Task data START
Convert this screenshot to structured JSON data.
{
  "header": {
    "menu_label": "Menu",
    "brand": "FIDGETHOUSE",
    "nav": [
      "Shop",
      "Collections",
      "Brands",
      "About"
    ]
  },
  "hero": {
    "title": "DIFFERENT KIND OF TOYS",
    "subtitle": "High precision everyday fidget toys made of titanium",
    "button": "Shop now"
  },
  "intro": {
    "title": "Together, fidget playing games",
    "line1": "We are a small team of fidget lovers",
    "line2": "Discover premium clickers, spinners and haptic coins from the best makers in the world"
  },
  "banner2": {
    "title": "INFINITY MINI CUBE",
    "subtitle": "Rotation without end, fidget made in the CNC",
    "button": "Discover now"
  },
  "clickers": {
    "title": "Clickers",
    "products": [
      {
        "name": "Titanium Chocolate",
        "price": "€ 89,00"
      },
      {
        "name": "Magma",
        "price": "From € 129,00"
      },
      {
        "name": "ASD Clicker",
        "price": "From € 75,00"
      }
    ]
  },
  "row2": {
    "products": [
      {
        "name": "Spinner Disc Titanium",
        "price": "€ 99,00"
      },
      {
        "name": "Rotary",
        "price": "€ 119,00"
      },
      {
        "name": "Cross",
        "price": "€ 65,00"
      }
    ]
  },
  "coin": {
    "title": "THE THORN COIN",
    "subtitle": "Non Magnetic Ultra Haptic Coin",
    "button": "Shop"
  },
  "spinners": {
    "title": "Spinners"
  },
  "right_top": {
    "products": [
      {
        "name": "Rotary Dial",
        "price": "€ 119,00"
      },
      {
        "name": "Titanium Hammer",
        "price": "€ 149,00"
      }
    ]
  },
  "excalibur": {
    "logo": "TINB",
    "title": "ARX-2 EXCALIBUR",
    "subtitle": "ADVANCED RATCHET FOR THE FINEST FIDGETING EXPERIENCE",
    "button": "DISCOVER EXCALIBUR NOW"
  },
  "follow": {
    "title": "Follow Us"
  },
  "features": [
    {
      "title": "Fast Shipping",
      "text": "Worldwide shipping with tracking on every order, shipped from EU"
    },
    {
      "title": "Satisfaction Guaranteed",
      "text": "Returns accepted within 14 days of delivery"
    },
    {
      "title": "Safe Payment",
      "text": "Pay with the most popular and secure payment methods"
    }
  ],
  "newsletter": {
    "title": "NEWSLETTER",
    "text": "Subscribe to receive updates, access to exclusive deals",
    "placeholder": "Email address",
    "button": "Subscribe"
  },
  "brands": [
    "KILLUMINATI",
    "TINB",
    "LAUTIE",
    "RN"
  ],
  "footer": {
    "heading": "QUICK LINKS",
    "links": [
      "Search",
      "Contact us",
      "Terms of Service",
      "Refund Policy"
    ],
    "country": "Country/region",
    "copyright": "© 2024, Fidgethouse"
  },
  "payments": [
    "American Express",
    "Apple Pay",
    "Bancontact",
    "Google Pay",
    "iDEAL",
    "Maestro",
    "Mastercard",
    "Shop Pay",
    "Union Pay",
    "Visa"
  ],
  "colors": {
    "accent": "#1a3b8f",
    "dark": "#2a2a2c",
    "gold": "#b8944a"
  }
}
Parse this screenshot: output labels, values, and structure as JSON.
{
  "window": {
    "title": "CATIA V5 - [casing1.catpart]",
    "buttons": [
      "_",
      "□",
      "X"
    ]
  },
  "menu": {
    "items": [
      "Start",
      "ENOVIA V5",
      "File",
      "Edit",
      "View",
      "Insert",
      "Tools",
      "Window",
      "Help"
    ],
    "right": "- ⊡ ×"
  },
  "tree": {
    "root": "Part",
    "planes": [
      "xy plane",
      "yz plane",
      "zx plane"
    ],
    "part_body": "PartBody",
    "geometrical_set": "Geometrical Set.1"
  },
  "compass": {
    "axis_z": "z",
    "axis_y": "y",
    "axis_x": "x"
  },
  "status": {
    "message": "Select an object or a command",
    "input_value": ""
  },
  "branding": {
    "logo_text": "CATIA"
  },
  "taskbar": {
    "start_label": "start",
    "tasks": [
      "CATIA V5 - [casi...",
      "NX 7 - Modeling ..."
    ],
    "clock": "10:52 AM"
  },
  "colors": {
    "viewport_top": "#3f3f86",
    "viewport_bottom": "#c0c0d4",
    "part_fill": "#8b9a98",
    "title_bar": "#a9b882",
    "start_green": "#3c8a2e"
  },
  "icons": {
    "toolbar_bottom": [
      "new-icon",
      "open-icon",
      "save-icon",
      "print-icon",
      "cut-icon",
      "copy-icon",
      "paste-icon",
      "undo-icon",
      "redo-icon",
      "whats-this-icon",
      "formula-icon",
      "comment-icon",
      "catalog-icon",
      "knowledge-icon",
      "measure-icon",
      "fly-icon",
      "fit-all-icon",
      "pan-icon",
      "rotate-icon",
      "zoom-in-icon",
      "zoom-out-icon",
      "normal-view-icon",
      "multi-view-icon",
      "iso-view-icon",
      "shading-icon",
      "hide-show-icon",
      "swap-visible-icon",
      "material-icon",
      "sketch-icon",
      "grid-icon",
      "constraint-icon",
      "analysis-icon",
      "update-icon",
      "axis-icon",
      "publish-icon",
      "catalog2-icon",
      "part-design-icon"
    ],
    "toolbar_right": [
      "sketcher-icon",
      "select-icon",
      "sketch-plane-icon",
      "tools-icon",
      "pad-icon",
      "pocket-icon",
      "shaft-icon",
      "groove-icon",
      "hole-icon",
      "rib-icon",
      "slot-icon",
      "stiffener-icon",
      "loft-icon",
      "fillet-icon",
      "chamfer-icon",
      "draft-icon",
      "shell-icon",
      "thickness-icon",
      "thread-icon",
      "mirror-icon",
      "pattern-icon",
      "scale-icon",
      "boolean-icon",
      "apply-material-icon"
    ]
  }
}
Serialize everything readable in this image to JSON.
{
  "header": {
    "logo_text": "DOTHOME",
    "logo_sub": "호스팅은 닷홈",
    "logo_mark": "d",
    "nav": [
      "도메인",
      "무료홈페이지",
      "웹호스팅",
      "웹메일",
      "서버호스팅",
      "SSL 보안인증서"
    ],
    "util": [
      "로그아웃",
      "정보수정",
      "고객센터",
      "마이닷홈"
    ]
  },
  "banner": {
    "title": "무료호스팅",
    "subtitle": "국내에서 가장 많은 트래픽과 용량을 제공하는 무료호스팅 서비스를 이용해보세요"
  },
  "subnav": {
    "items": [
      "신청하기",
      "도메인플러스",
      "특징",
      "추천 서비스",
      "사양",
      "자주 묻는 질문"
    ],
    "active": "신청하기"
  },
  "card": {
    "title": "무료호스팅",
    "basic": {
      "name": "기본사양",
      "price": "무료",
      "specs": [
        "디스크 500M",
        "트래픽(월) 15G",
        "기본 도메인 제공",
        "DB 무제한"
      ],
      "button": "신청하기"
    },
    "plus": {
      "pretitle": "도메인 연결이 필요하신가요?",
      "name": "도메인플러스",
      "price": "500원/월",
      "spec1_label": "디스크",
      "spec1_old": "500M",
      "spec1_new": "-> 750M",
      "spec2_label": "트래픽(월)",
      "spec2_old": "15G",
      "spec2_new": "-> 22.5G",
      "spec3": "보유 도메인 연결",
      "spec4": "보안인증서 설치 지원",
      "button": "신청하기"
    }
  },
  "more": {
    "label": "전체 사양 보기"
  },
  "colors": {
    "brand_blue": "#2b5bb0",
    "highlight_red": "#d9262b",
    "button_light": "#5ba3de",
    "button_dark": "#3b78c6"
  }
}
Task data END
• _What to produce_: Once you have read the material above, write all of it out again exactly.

• _Solved exercise_:
Convert this screenshot to structured JSON data.
{
  "header": {
    "menu_label": "Menu",
    "brand": "FIDGETHOUSE",
    "nav": [
      "Shop",
      "Collections",
      "Brands",
      "About"
    ]
  },
  "hero": {
    "title": "DIFFERENT KIND OF TOYS",
    "subtitle": "High precision everyday fidget toys made of titanium",
    "button": "Shop now"
  },
  "intro": {
    "title": "Together, fidget playing games",
    "line1": "We are a small team of fidget lovers",
    "line2": "Discover premium clickers, spinners and haptic coins from the best makers in the world"
  },
  "banner2": {
    "title": "INFINITY MINI CUBE",
    "subtitle": "Rotation without end, fidget made in the CNC",
    "button": "Discover now"
  },
  "clickers": {
    "title": "Clickers",
    "products": [
      {
        "name": "Titanium Chocolate",
        "price": "€ 89,00"
      },
      {
        "name": "Magma",
        "price": "From € 129,00"
      },
      {
        "name": "ASD Clicker",
        "price": "From € 75,00"
      }
    ]
  },
  "row2": {
    "products": [
      {
        "name": "Spinner Disc Titanium",
        "price": "€ 99,00"
      },
      {
        "name": "Rotary",
        "price": "€ 119,00"
      },
      {
        "name": "Cross",
        "price": "€ 65,00"
      }
    ]
  },
  "coin": {
    "title": "THE THORN COIN",
    "subtitle": "Non Magnetic Ultra Haptic Coin",
    "button": "Shop"
  },
  "spinners": {
    "title": "Spinners"
  },
  "right_top": {
    "products": [
      {
        "name": "Rotary Dial",
        "price": "€ 119,00"
      },
      {
        "name": "Titanium Hammer",
        "price": "€ 149,00"
      }
    ]
  },
  "excalibur": {
    "logo": "TINB",
    "title": "ARX-2 EXCALIBUR",
    "subtitle": "ADVANCED RATCHET FOR THE FINEST FIDGETING EXPERIENCE",
    "button": "DISCOVER EXCALIBUR NOW"
  },
  "follow": {
    "title": "Follow Us"
  },
  "features": [
    {
      "title": "Fast Shipping",
      "text": "Worldwide shipping with tracking on every order, shipped from EU"
    },
    {
      "title": "Satisfaction Guaranteed",
      "text": "Returns accepted within 14 days of delivery"
    },
    {
      "title": "Safe Payment",
      "text": "Pay with the most popular and secure payment methods"
    }
  ],
  "newsletter": {
    "title": "NEWSLETTER",
    "text": "Subscribe to receive updates, access to exclusive deals",
    "placeholder": "Email address",
    "button": "Subscribe"
  },
  "brands": [
    "KILLUMINATI",
    "TINB",
    "LAUTIE",
    "RN"
  ],
  "footer": {
    "heading": "QUICK LINKS",
    "links": [
      "Search",
      "Contact us",
      "Terms of Service",
      "Refund Policy"
    ],
    "country": "Country/region",
    "copyright": "© 2024, Fidgethouse"
  },
  "payments": [
    "American Express",
    "Apple Pay",
    "Bancontact",
    "Google Pay",
    "iDEAL",
    "Maestro",
    "Mastercard",
    "Shop Pay",
    "Union Pay",
    "Visa"
  ],
  "colors": {
    "accent": "#1a3b8f",
    "dark": "#2a2a2c",
    "gold": "#b8944a"
  }
}
Parse this screenshot: output labels, values, and structure as JSON.
{
  "window": {
    "title": "CATIA V5 - [casing1.catpart]",
    "buttons": [
      "_",
      "□",
      "X"
    ]
  },
  "menu": {
    "items": [
      "Start",
      "ENOVIA V5",
      "File",
      "Edit",
      "View",
      "Insert",
      "Tools",
      "Window",
      "Help"
    ],
    "right": "- ⊡ ×"
  },
  "tree": {
    "root": "Part",
    "planes": [
      "xy plane",
      "yz plane",
      "zx plane"
    ],
    "part_body": "PartBody",
    "geometrical_set": "Geometrical Set.1"
  },
  "compass": {
    "axis_z": "z",
    "axis_y": "y",
    "axis_x": "x"
  },
  "status": {
    "message": "Select an object or a command",
    "input_value": ""
  },
  "branding": {
    "logo_text": "CATIA"
  },
  "taskbar": {
    "start_label": "start",
    "tasks": [
      "CATIA V5 - [casi...",
      "NX 7 - Modeling ..."
    ],
    "clock": "10:52 AM"
  },
  "colors": {
    "viewport_top": "#3f3f86",
    "viewport_bottom": "#c0c0d4",
    "part_fill": "#8b9a98",
    "title_bar": "#a9b882",
    "start_green": "#3c8a2e"
  },
  "icons": {
    "toolbar_bottom": [
      "new-icon",
      "open-icon",
      "save-icon",
      "print-icon",
      "cut-icon",
      "copy-icon",
      "paste-icon",
      "undo-icon",
      "redo-icon",
      "whats-this-icon",
      "formula-icon",
      "comment-icon",
      "catalog-icon",
      "knowledge-icon",
      "measure-icon",
      "fly-icon",
      "fit-all-icon",
      "pan-icon",
      "rotate-icon",
      "zoom-in-icon",
      "zoom-out-icon",
      "normal-view-icon",
      "multi-view-icon",
      "iso-view-icon",
      "shading-icon",
      "hide-show-icon",
      "swap-visible-icon",
      "material-icon",
      "sketch-icon",
      "grid-icon",
      "constraint-icon",
      "analysis-icon",
      "update-icon",
      "axis-icon",
      "publish-icon",
      "catalog2-icon",
      "part-design-icon"
    ],
    "toolbar_right": [
      "sketcher-icon",
      "select-icon",
      "sketch-plane-icon",
      "tools-icon",
      "pad-icon",
      "pocket-icon",
      "shaft-icon",
      "groove-icon",
      "hole-icon",
      "rib-icon",
      "slot-icon",
      "stiffener-icon",
      "loft-icon",
      "fillet-icon",
      "chamfer-icon",
      "draft-icon",
      "shell-icon",
      "thickness-icon",
      "thread-icon",
      "mirror-icon",
      "pattern-icon",
      "scale-icon",
      "boolean-icon",
      "apply-material-icon"
    ]
  }
}
Serialize everything readable in this image to JSON.
{
  "header": {
    "logo_text": "DOTHOME",
    "logo_sub": "호스팅은 닷홈",
    "logo_mark": "d",
    "nav": [
      "도메인",
      "무료홈페이지",
      "웹호스팅",
      "웹메일",
      "서버호스팅",
      "SSL 보안인증서"
    ],
    "util": [
      "로그아웃",
      "정보수정",
      "고객센터",
      "마이닷홈"
    ]
  },
  "banner": {
    "title": "무료호스팅",
    "subtitle": "국내에서 가장 많은 트래픽과 용량을 제공하는 무료호스팅 서비스를 이용해보세요"
  },
  "subnav": {
    "items": [
      "신청하기",
      "도메인플러스",
      "특징",
      "추천 서비스",
      "사양",
      "자주 묻는 질문"
    ],
    "active": "신청하기"
  },
  "card": {
    "title": "무료호스팅",
    "basic": {
      "name": "기본사양",
      "price": "무료",
      "specs": [
        "디스크 500M",
        "트래픽(월) 15G",
        "기본 도메인 제공",
        "DB 무제한"
      ],
      "button": "신청하기"
    },
    "plus": {
      "pretitle": "도메인 연결이 필요하신가요?",
      "name": "도메인플러스",
      "price": "500원/월",
      "spec1_label": "디스크",
      "spec1_old": "500M",
      "spec1_new": "-> 750M",
      "spec2_label": "트래픽(월)",
      "spec2_old": "15G",
      "spec2_new": "-> 22.5G",
      "spec3": "보유 도메인 연결",
      "spec4": "보안인증서 설치 지원",
      "button": "신청하기"
    }
  },
  "more": {
    "label": "전체 사양 보기"
  },
  "colors": {
    "brand_blue": "#2b5bb0",
    "highlight_red": "#d9262b",
    "button_light": "#5ba3de",
    "button_dark": "#3b78c6"
  }
}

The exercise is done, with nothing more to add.